According to the UCLA School of Nursing, women suffering from sleep apnea are prone to a higher degree of brain damage than men with the disorder.
This is the first study of its kind as a previous study conducted 10 years ago by the UCLA research team showed that men with obstructive sleep apnea suffer damage to their brain cells.
This latest study, "Sex Differences in White Matter Alterations Accompanying Obstructive Sleep Apnea," the researchers focused on the patients who were diagnosed with obstructive sleep apnea at the UCLA Sleep Laboratory.
The researchers then compared the white matter that is the nerve fibers of the patients to the fibers of individuals without sleep problems in an attempt to detect the difference in brain damage between men and women with sleep apnea.
"While there are a great many brain studies done on sleep apnea and the impact on one's health, they have typically focused on men or combined groups of men and women, but we know that obstructive sleep apnea affects women very differently than men," said chief investigator Paul Macey, assistant professor and associate dean of information technology and innovations at the UCLA School of Nursing. "This study revealed that, in fact, women are more affected by sleep apnea than are men and those women with obstructive sleep apnea have more severe brain damage than men suffering from a similar condition."

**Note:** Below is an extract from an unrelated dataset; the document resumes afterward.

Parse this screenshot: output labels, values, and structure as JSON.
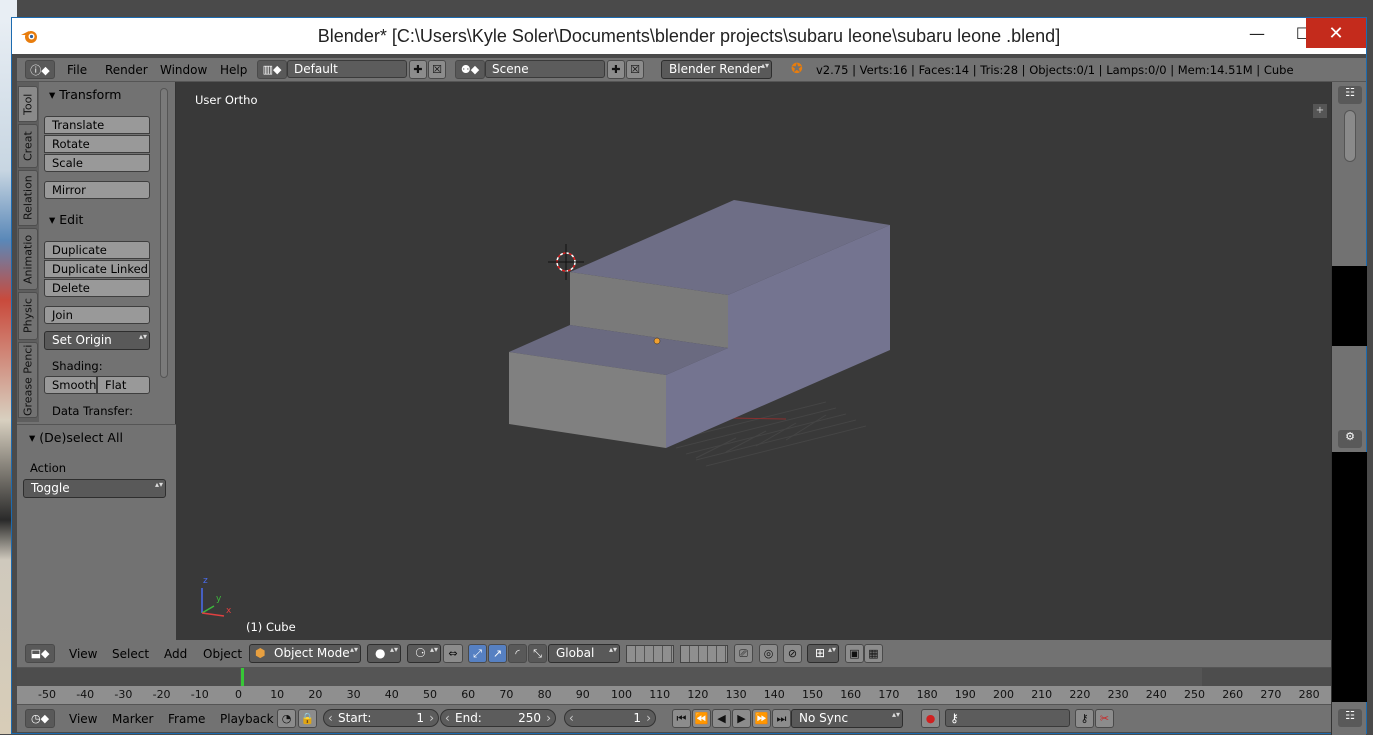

The researchers noticed that women were impacted in the front region of the brain that is involved in decision-making and mood regulation namely cingulum bundle and the anterior cingulate cortex. Apart from this, women also displayed higher levels of depression and anxiety symptoms.
"This tells us that doctors should consider that the sleep disorder may be more problematic and therefore need earlier treatment in women than men," Macey said.
Macey added that the next step is for researchers to "untangle the timing of the brain changes and find out if treating sleep apnea can help the brain."
"What we don't yet know," he said, "is, did sleep apnea cause the brain damage, did the brain damage lead to the sleep disorders, or do the common co morbidities, such as depression, dementia or cardiovascular issues, cause the brain damage, which in turn leads to sleep apnea."
The findings are reported in the December issue of the peer-reviewed journal Sleep.